The British Prime Minister, David Cameron, is fond of telling a story that he was apparently once approached to become a Cold War Russian spy during his gap-year travels in the Soviet Union.
But, in a somewhat obvious snub, a Russian author and intelligence historian has dismissed Cameron's story, instead claiming that the "agents" trying to recruit him were salesmen, adding that it was more likely to be a "gay pickup."
Speaking to Russian newspaper Komsomolskaya Pravda yesterday, Gennady Sokolov said high-level KGB agents had informed him Cameron was never approached to be a spy.
The prime minister has claimed to have met two Russians on a beach usually reserved for foreign tourists on the Black Sea coast.
In a speech at Moscow State University in 2011, Cameron said: "They took me out to lunch and dinner and asked me about life in England and what I thought about politics. When I got back I told my tutor at university and he asked me whether it was an interview. If it was, it seems I didn't get the job."
On the BBC's Desert Island Discs he added the pair were "obviously very careful and guarded in what we said, but later on when I got to university my politics tutor said that was a definite attempt at recruitment."
He also recounted the tale to former Russian President Dmitry Medvedev, who responded by saying: "I'm pretty sure that David would have been a very good KGB agent.

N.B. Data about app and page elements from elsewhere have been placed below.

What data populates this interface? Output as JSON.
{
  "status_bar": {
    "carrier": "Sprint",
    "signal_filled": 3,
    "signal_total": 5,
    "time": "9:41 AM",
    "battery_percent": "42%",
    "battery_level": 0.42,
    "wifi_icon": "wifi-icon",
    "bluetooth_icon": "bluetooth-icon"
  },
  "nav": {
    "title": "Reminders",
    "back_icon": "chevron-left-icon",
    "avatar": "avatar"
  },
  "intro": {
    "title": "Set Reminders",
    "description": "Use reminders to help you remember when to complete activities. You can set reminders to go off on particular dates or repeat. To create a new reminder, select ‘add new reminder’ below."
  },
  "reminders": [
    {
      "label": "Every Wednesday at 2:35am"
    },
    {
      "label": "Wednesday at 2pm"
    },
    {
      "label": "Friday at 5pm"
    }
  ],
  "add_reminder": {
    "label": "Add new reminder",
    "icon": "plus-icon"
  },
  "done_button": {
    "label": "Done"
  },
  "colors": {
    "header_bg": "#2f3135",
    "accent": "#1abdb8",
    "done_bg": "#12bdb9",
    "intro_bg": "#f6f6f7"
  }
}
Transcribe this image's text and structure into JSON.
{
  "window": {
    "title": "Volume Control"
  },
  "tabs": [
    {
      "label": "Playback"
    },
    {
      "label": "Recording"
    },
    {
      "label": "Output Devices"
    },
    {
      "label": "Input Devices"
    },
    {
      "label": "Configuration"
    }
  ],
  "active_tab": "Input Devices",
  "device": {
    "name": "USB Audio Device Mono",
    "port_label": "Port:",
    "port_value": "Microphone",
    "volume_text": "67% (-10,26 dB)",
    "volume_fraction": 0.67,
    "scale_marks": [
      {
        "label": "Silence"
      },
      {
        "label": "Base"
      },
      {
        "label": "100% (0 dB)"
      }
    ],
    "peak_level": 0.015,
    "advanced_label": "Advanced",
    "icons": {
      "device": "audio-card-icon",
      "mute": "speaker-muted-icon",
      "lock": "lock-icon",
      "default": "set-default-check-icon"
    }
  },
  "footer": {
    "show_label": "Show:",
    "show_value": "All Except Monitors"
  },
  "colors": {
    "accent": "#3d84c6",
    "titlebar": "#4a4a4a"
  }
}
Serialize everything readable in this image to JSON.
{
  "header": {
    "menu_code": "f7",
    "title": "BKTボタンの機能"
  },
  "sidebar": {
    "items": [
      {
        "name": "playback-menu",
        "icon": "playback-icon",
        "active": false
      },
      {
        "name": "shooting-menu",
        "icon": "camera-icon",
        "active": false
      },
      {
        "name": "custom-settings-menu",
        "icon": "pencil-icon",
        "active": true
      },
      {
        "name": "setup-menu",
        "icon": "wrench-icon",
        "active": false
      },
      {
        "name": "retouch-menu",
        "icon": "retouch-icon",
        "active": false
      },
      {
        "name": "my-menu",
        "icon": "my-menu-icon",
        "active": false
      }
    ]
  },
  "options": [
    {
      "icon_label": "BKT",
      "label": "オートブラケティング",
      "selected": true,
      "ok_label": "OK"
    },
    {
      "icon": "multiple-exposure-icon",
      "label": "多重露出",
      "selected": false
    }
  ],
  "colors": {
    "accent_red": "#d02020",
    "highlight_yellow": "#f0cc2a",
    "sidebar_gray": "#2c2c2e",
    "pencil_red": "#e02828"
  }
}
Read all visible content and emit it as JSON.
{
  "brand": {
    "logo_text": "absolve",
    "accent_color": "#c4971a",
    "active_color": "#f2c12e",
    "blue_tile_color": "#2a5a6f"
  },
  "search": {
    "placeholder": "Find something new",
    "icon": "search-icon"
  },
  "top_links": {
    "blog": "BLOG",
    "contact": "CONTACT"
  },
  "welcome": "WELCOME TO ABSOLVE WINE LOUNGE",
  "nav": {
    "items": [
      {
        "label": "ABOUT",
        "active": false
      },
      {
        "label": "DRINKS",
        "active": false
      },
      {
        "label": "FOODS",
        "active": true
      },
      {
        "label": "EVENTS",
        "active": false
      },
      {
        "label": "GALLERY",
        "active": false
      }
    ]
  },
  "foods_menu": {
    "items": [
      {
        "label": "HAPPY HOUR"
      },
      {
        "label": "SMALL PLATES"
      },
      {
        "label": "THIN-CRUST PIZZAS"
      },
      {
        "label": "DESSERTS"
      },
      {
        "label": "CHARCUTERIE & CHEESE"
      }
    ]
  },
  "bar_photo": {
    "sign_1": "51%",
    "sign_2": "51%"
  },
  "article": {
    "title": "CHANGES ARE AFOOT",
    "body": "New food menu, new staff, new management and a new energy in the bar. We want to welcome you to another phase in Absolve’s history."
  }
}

But in this case he would never have become prime minister of the UK."
But Sokolov dismissed the claims, saying that "if the KGB had a task to work with a 19-year-old unknown young man Cameron, there would have remained certain paperwork on this matter."
"We have cautiously asked well-informed people if there is a file on Cameron in KGB archives," he said. "We got a definite reply that there is no such file in the archives, and there was no such file earlier. The KGB was not working on Cameron."
Sokolov added: "The pair planned to buy some foreign stuff like jeans to resell them later and, after all, to make friends with two nice looking British guys — there was also a gay motive."
The comments came as Cameron accused Russia of "standing in the way of justice" after it vetoed an United Nations Security Council resolution that aimed to establish an international tribunal with powers to prosecute those responsible for the downing of Malaysian Airlines flight MH17 over eastern Ukraine last year.
Eleven Council members, including permanent members France, the UK, and the United States, voted in favor of the resolution on Wednesday. Russia was the sole vote against the text, while three countries — China, Angola, and Venezuela — abstained.
Cameron responded by saying the move was "infuriating and completely wrong."
"Let us not forget: British people died on this flight. Hundreds of people died on this flight. We cannot let one country stand in the way of getting to the truth or one country stand in the way of getting justice," he said.
"If we cannot set up a tribunal through the United Nations route, we will have to look at other ways to make sure this is done. As in the case of the Lockerbie disaster, justice must be done."
Follow Charlotte Meredith on Twitter: @CHMeredith